**YOUR INSTRUCTIONS:**
Among the records below, find the lines with the word "heading" and copy them.

================================

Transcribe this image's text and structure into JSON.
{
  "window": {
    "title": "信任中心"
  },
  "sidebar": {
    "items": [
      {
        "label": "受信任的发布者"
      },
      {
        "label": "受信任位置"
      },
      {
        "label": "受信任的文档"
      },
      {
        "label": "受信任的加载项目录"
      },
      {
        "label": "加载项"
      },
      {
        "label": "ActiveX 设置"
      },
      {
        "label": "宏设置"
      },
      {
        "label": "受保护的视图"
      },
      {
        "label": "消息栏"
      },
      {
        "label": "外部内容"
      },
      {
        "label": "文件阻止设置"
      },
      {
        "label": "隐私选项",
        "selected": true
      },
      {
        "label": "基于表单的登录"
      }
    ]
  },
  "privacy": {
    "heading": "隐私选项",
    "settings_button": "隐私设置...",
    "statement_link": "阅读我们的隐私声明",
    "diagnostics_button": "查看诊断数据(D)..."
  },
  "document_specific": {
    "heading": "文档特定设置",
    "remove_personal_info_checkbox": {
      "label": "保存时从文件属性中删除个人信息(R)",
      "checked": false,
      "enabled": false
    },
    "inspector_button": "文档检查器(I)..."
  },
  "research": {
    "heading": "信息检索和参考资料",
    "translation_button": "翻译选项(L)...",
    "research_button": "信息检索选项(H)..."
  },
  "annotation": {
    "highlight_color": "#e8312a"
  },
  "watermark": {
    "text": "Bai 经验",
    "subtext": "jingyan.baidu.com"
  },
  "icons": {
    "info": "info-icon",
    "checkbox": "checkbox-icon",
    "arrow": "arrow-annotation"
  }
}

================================

**EXERCISE OUTPUT:**
    "heading": "隐私选项",
    "heading": "文档特定设置",
    "heading": "信息检索和参考资料",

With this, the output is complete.